The Town Heroes
The Town HeroesThe Town Heroes

And now, back to Rain Over St. Ambrose.
As a music lover, concert and album reviewer, and musician I listen to a metric fuckton of new music. It’s kinda rare that a performer, band, album, or song takes me by surprise the way that Rain Over St. Ambrose did. Looking like a fairly ragtag crew of dudes before the bar filled up, the ROSA soundcheck was a fairly haphazard event. This made me think that this was going to be a fairly shite show. I was wrong. Dead wrong. Wronger then anyone has ever been. Ever. Forever.

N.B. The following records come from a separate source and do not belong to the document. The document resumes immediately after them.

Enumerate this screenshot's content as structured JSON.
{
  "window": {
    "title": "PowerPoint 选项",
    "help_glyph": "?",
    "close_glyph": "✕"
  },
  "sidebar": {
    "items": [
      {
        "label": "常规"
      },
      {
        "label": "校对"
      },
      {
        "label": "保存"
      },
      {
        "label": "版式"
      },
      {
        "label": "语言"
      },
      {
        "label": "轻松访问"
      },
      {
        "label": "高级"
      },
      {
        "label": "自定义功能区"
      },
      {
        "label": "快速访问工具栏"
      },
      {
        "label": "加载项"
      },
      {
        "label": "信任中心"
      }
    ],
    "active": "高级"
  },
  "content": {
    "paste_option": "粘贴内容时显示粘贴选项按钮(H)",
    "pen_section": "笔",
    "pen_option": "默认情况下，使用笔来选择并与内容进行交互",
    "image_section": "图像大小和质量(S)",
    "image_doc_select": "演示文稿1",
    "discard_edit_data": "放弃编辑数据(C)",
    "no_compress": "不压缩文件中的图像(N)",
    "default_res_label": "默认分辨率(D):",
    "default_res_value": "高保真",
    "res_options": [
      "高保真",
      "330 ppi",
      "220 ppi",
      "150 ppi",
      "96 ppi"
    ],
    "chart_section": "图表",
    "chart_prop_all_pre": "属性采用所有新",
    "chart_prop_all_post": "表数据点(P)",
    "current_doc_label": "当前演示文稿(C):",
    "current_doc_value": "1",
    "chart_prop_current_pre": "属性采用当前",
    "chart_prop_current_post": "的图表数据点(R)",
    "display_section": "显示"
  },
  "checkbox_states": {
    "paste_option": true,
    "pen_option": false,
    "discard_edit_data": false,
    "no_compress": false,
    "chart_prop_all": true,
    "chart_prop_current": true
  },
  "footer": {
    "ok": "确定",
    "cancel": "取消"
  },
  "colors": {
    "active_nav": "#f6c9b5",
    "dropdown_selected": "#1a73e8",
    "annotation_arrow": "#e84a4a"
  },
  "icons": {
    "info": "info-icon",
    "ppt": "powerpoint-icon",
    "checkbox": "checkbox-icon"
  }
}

The pure and unrelenting energy that literally bursts out of lead singer Cory LeBlanc is downright amazing to see. Mixing the off-hand hilarity and physical appearance of a bro-ed out version of Jack Black ,and the vocal intensity of someone like Mike Paffi of Bear Vs Shark, LeBlanc was a whirlwind onstage. Half joker, half advertisement for Cathartics Anonymous, you could tell that LeBlanc’s lyrics were coming from a wounded place in his life. Lines like “You took a lot out of me,” which LeBlanc SCREAMED out from a foot away from the mic, and “I hope she loves me as much as I love her” show a man that has learned, or at least is learning, from his mistakes. And while LeBlanc was certainly the visual force of the band, all members contributed equally to the sound. Taking a special place in my heart was Matt Amirault; I haven’t seen a drummer beat his drums like that in a while. It was like they owed him money.
Rain Over St. AmbroseRain Over St. Ambrose
Rain Over St. Ambrose
Rain Over St. AmbroseRain Over St. Ambrose

Strangely though, for all the physicality and vocal rage onstage, Rain Over St. Ambrose’s sound is one of updated country and classic rock. The deceivingly simple drum patterns and guitar work, updated with synth and super solid bass playing all came together to make music that we’ve heard before, but maybe not with this kind of emotion behind it. LeBlanc really seemed to be baring his soul onstage, working out demons that only a few of us have the courage to face. I’m excited to see these guys again, soon. And, for the first time since joining the Noisography crew, I bought the EP of the band I was reviewing. I have been listening to it non-stop. If that’s not a glowing endorsement, then I don’t know what is.



Anonymous said...

*luke amirault is the name of the drummer

Anonymous said...

Rain Over St. Ambrose are easily the best new band this side of Montreal, or maybe even nation wide. Truly a band every music lover NEEDS to see live. Their music grips you in a way most bands would dream of and they haven't even released a full length yet. Keep on rockin on fellas you do Nova Scotia proud.

Anonymous said...

I saw this band for the first time not long ago and can't stop listening to their stuff. Exceptional live, and producers of music that moves you even when listening to recorded versions. We're lucky to have them!